- _DIRECTIONS_
Set all the entries down once more, with nothing altered.

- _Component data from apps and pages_
----

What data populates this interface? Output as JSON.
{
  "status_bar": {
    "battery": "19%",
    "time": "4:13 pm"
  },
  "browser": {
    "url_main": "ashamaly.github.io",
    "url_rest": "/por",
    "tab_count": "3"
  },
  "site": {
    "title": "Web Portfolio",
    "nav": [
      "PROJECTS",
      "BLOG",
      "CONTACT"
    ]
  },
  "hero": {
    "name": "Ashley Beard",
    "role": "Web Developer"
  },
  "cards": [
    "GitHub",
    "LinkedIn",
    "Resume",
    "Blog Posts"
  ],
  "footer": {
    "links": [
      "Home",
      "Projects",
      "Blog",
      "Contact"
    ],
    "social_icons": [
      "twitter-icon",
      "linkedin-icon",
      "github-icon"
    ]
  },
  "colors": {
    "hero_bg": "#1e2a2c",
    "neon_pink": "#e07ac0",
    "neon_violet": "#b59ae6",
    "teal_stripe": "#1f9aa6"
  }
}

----

- _ANSWER FOR THIS EXERCISE_
What data populates this interface? Output as JSON.
{
  "status_bar": {
    "battery": "19%",
    "time": "4:13 pm"
  },
  "browser": {
    "url_main": "ashamaly.github.io",
    "url_rest": "/por",
    "tab_count": "3"
  },
  "site": {
    "title": "Web Portfolio",
    "nav": [
      "PROJECTS",
      "BLOG",
      "CONTACT"
    ]
  },
  "hero": {
    "name": "Ashley Beard",
    "role": "Web Developer"
  },
  "cards": [
    "GitHub",
    "LinkedIn",
    "Resume",
    "Blog Posts"
  ],
  "footer": {
    "links": [
      "Home",
      "Projects",
      "Blog",
      "Contact"
    ],
    "social_icons": [
      "twitter-icon",
      "linkedin-icon",
      "github-icon"
    ]
  },
  "colors": {
    "hero_bg": "#1e2a2c",
    "neon_pink": "#e07ac0",
    "neon_violet": "#b59ae6",
    "teal_stripe": "#1f9aa6"
  }
}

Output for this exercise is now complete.